Seven minutes into the second half, inside center Chad London caught an offload from Joe Taufete’e, who broke free, for a long-range try to regain a two-score lead. Not two minutes later, Los Teros burrowed into pay dirt off a series of pick-and-jams. James Bird missed a shot at goal shortly thereafter, and 53 minutes in the USA led 20-16.

Frustration with the referee boiled over in the 56th minute when Eric Fry raised a concern with a call. Ben Landry made a charging run, and he was undercut by a Uruguayan who dove under his legs with no attempt to wrap. Landry was called for holding on in the ensuing ruck, and Fry chatted back to the referee, earning a second penalty.

The infractions ultimately didn’t end up hurting the Eagles on the scoreboard. But tempers continued to flare. Minutes later, Landry was sent off with a yellow card for throwing down a Uruguayan who was standing over a teammate during a dead ball. Los Teros teed up a shot at goal, cutting the deficit to one with a two-man penalty play still in effect.

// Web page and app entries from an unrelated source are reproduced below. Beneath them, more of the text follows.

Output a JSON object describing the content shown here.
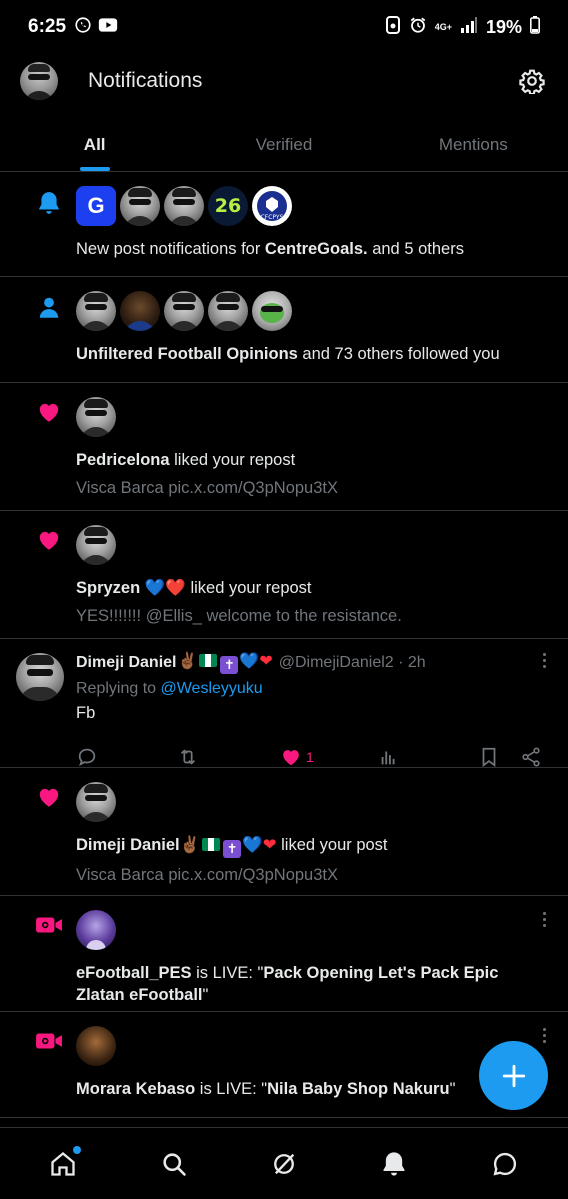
{
  "status_bar": {
    "time": "6:25",
    "battery": "19%",
    "network": "4G+"
  },
  "header": {
    "title": "Notifications"
  },
  "tabs": [
    {
      "label": "All",
      "active": true
    },
    {
      "label": "Verified",
      "active": false
    },
    {
      "label": "Mentions",
      "active": false
    }
  ],
  "notifications": [
    {
      "type": "bell",
      "pre": "New post notifications for ",
      "bold": "CentreGoals.",
      "post": " and 5 others"
    },
    {
      "type": "follow",
      "bold": "Unfiltered Football Opinions",
      "post": " and 73 others followed you"
    },
    {
      "type": "like",
      "bold": "Pedricelona",
      "post": " liked your repost",
      "sub": "Visca Barca pic.x.com/Q3pNopu3tX"
    },
    {
      "type": "like",
      "bold": "Spryzen",
      "emoji": "💙❤️",
      "post": " liked your repost",
      "sub": "YES!!!!!!! @Ellis_ welcome to the resistance."
    }
  ],
  "tweet": {
    "name": "Dimeji Daniel",
    "handle": "@DimejiDaniel2 · 2h",
    "replying_prefix": "Replying to ",
    "replying_to": "@Wesleyyuku",
    "body": "Fb",
    "like_count": "1"
  },
  "notifications_2": [
    {
      "type": "like",
      "bold": "Dimeji Daniel",
      "post": " liked your post",
      "sub": "Visca Barca pic.x.com/Q3pNopu3tX"
    },
    {
      "type": "live",
      "bold": "eFootball_PES",
      "mid": " is LIVE: \"",
      "bold2": "Pack Opening Let's Pack Epic Zlatan eFootball",
      "end": "\""
    },
    {
      "type": "live",
      "bold": "Morara Kebaso",
      "mid": " is LIVE: \"",
      "bold2": "Nila Baby Shop Nakuru",
      "end": "\""
    }
  ],
  "colors": {
    "accent": "#1d9bf0",
    "like": "#f91880",
    "background": "#000000",
    "secondary_text": "#71767b"
  }
}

A fifth Uruguayan penalty in the 68th minute gave Los Teros their first lead, 22-20, since it was 3-0 in the early goings. Reserve scrumhalf Niku Kruger spelled Mike Te’o and took a shot at goal, but it didn’t find its mark.

The Eagles regained their perch via Mikesell in the 74th minute. His try on the wing is the second by a Lindenwood freshman in three matches, as Lorenzo Thomas dotted down against Chile while earning his first cap a couple of weeks ago. The conversion was missed, leaving the USA up 25-22.

Upon his return to the field, Landry was called for playing someone off the ball, receiving a second yellow and a subsequent red. He ploughed over an obstructing Uruguayan player to get to a ball carrier. Uruguay scored immediately from the ensuing set piece, taking a 29-25 lead with the conversion. The Eagles had a handful of phases with time elapsed, but Thomas was bundled into touch ending the game.